Another inevitability is that in the coming years, session border controllers also will be called upon to deal with differences in voice and multimedia codecs between the networks.
"The world used to be relatively simple in that regard. It used to be G711 or maybe G729a," Hourihan says. But there are a slew of newer codecs "and eventually the big issue will be between wireless codecs and wireline codecs."
Others are also looking into safeguards to protect networks when things go wrong. Siemens is working with partner Juniper Networks on a strategy to insulate one network from outages on a peered network.
Codenamed RESIP, "it's basically a method to devise techniques and protocols that would survive in case of a node failure in the core IP backbone," says Tuncay Gunluk, responsible for product strategy for Siemen's IT8000 product line. "The conversion as used in the IP world is when a route fails, make sure all of the data is very swiftly and rapidly routed to another node.

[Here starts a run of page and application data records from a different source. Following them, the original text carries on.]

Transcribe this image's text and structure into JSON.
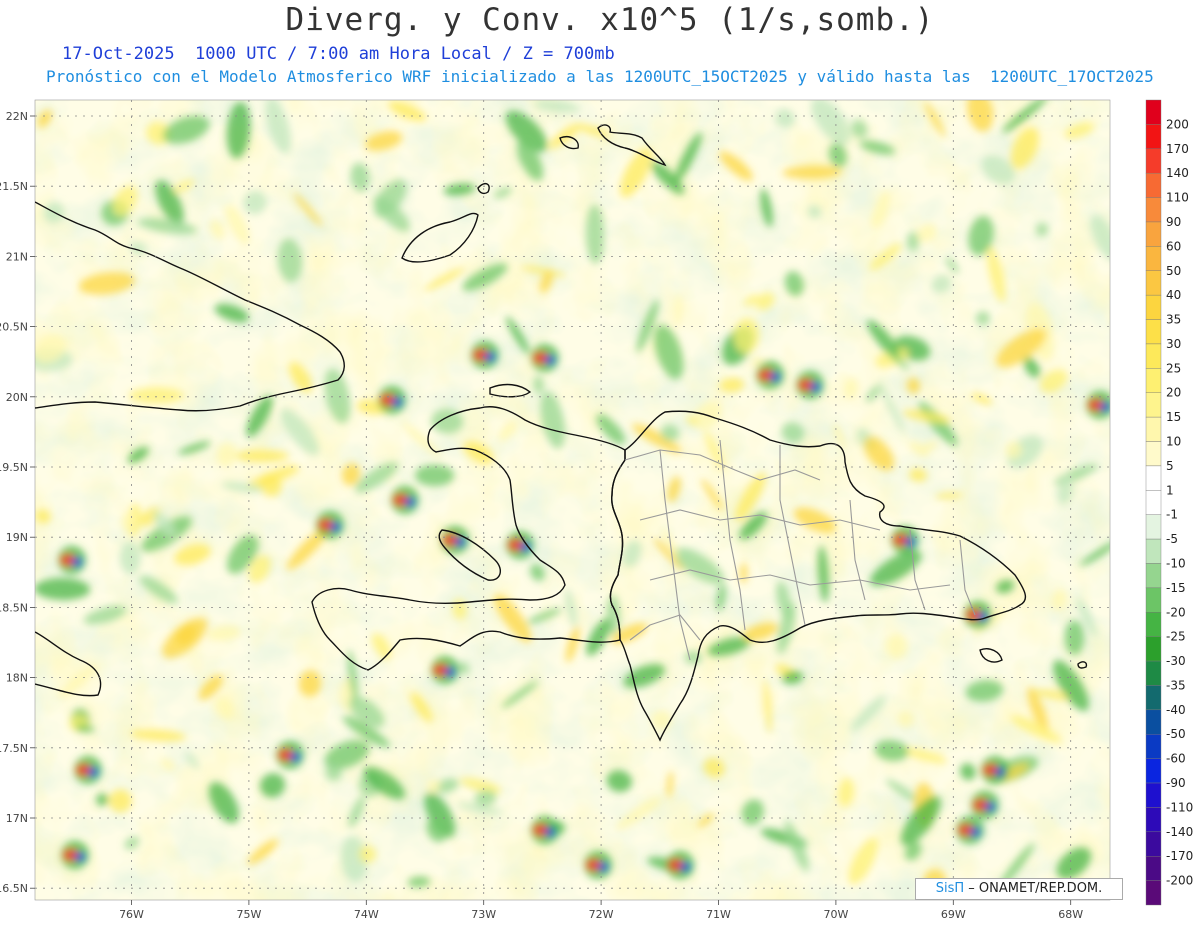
{
  "header": {
    "title": "Diverg. y Conv. x10^5 (1/s,somb.)",
    "line1": "17-Oct-2025  1000 UTC / 7:00 am Hora Local / Z = 700mb",
    "line2": "Pronóstico con el Modelo Atmosferico WRF inicializado a las 1200UTC_15OCT2025 y válido hasta las  1200UTC_17OCT2025"
  },
  "axes": {
    "lat_labels": [
      "22N",
      "21.5N",
      "21N",
      "20.5N",
      "20N",
      "19.5N",
      "19N",
      "18.5N",
      "18N",
      "17.5N",
      "17N",
      "16.5N"
    ],
    "lon_labels": [
      "76W",
      "75W",
      "74W",
      "73W",
      "72W",
      "71W",
      "70W",
      "69W",
      "68W"
    ]
  },
  "colorbar": {
    "labels": [
      "200",
      "170",
      "140",
      "110",
      "90",
      "60",
      "50",
      "40",
      "35",
      "30",
      "25",
      "20",
      "15",
      "10",
      "5",
      "1",
      "-1",
      "-5",
      "-10",
      "-15",
      "-20",
      "-25",
      "-30",
      "-35",
      "-40",
      "-50",
      "-60",
      "-90",
      "-110",
      "-140",
      "-170",
      "-200"
    ],
    "colors": [
      "#e0001c",
      "#f21414",
      "#f53c2a",
      "#f76a33",
      "#f88a3a",
      "#f9a43e",
      "#fab63f",
      "#fbc742",
      "#fcd53f",
      "#fde048",
      "#fde95a",
      "#fef071",
      "#fef48d",
      "#fff7ad",
      "#fffacb",
      "#ffffff",
      "#ffffff",
      "#e4f4e1",
      "#c0e6bc",
      "#95d58f",
      "#6cc566",
      "#45b444",
      "#2ca02c",
      "#1e8a45",
      "#136a6e",
      "#0a4fa0",
      "#0a3ac4",
      "#0a25e0",
      "#1e10cf",
      "#2d0ab8",
      "#3b0a9e",
      "#4b0a86",
      "#5a0a78"
    ]
  },
  "credit": {
    "brand": "SisΠ",
    "text": " – ONAMET/REP.DOM."
  }
}
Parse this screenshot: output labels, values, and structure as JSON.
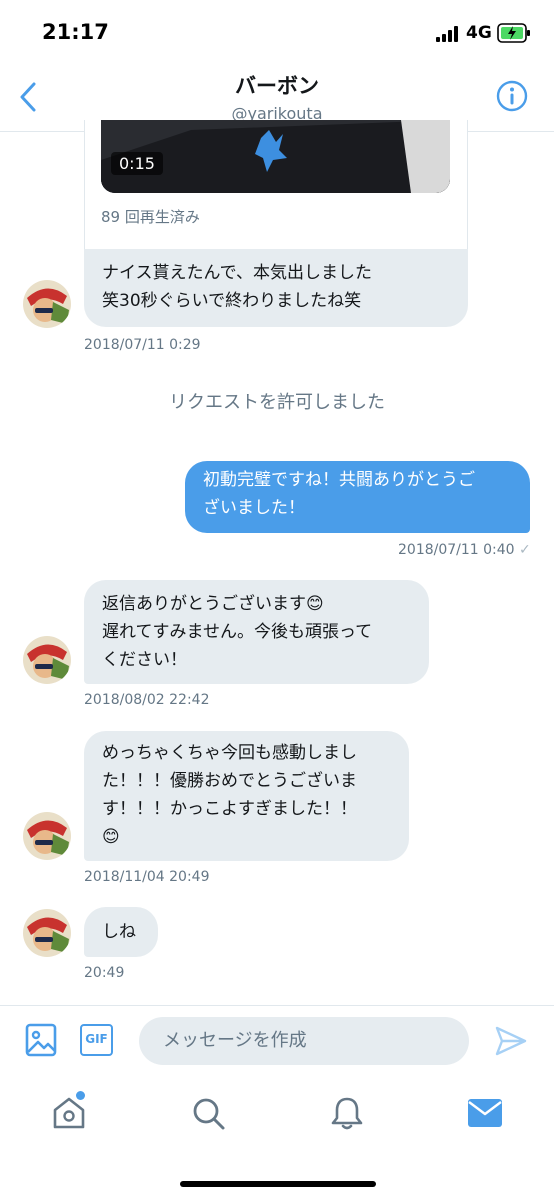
{
  "status_bar": {
    "time": "21:17",
    "network": "4G"
  },
  "header": {
    "title": "バーボン",
    "handle": "@yarikouta"
  },
  "media": {
    "duration": "0:15",
    "views": "89 回再生済み"
  },
  "messages": [
    {
      "side": "in",
      "lines": [
        "ナイス貰えたんで、本気出しました",
        "笑30秒ぐらいで終わりましたね笑"
      ],
      "timestamp": "2018/07/11 0:29"
    },
    {
      "side": "out",
      "lines": [
        "初動完璧ですね！共闘ありがとうご",
        "ざいました！"
      ],
      "timestamp": "2018/07/11 0:40"
    },
    {
      "side": "in",
      "lines": [
        "返信ありがとうございます😊",
        "遅れてすみません。今後も頑張って",
        "ください！"
      ],
      "timestamp": "2018/08/02 22:42"
    },
    {
      "side": "in",
      "lines": [
        "めっちゃくちゃ今回も感動しまし",
        "た！！！優勝おめでとうございま",
        "す！！！かっこよすぎました！！",
        "😊"
      ],
      "timestamp": "2018/11/04 20:49"
    },
    {
      "side": "in",
      "lines": [
        "しね"
      ],
      "timestamp": "20:49"
    }
  ],
  "system_notice": "リクエストを許可しました",
  "compose": {
    "placeholder": "メッセージを作成",
    "gif_label": "GIF"
  },
  "colors": {
    "accent": "#4a9de9",
    "bubble_in": "#e6ecf0",
    "muted": "#657786"
  }
}
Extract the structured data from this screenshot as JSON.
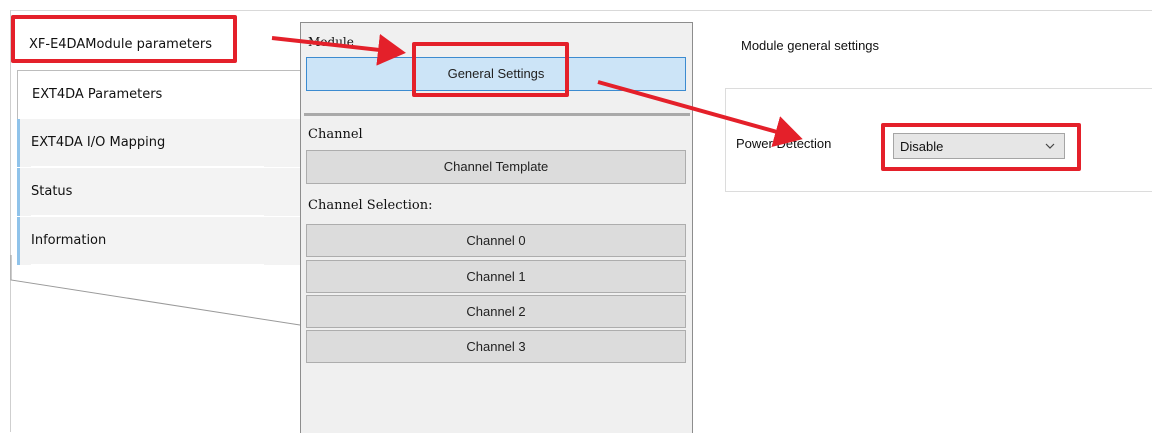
{
  "left_panel": {
    "header": "XF-E4DAModule parameters",
    "tabs": [
      {
        "label": "EXT4DA Parameters",
        "active": true
      },
      {
        "label": "EXT4DA I/O Mapping",
        "active": false
      },
      {
        "label": "Status",
        "active": false
      },
      {
        "label": "Information",
        "active": false
      }
    ]
  },
  "middle_panel": {
    "module_label": "Module",
    "general_settings_button": "General Settings",
    "channel_label": "Channel",
    "channel_template_button": "Channel Template",
    "channel_selection_label": "Channel Selection:",
    "channels": [
      "Channel 0",
      "Channel 1",
      "Channel 2",
      "Channel 3"
    ]
  },
  "right_panel": {
    "title": "Module general settings",
    "power_detection_label": "Power Detection",
    "power_detection_value": "Disable"
  },
  "annotation_color": "#e4202a"
}
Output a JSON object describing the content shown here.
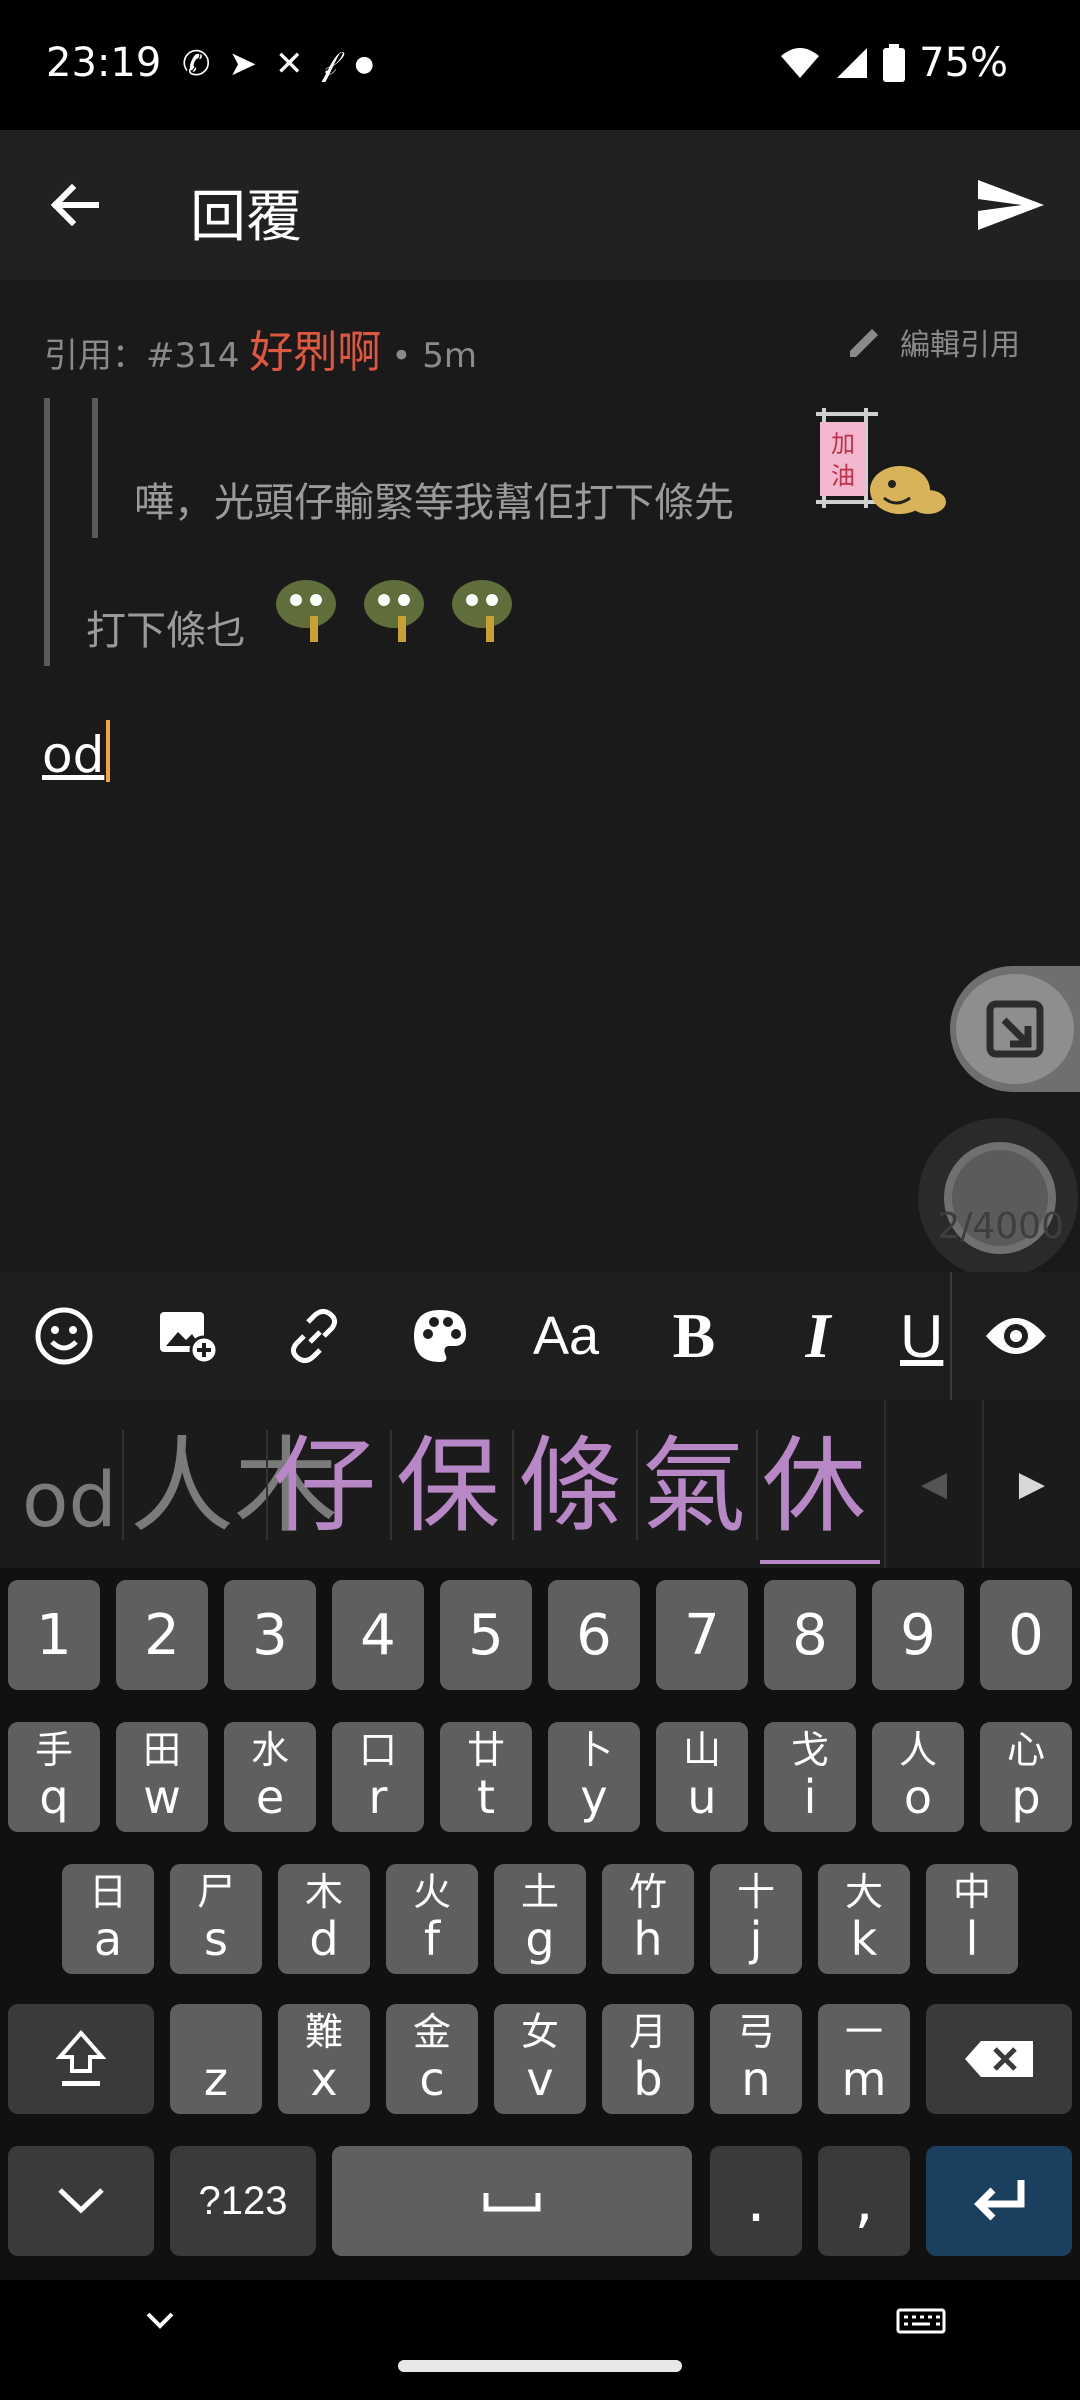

And this can be achieved by this RESIP backbone network and another element of it is a protocol called BFD (bi-directional failure detection), which is the connecting link from the backbone to the actual gateways."
But while all of these issues are looming for the future, for now, peered VoIP networks will be somewhat limited until more operators jump into the game.
"I also think that it's probably nice to talk about now, but on the practical side we need more companies in '05 to roll out services, and it is probably a late '05 into '06—because I'm sure companies want to stabilize their own platform before trying to interconnect with somebody else's," Time Warner Cable's Campbell says.
CableLabs' Bennington agrees, noting the delay does give the industry time to sort out issues in peering VoIP networks.
"I think it is being looked at more as an opportunity [than] a problem," Bennington says of VoIP backbone discussions now under way. "I think there is a transformation going on in the industry."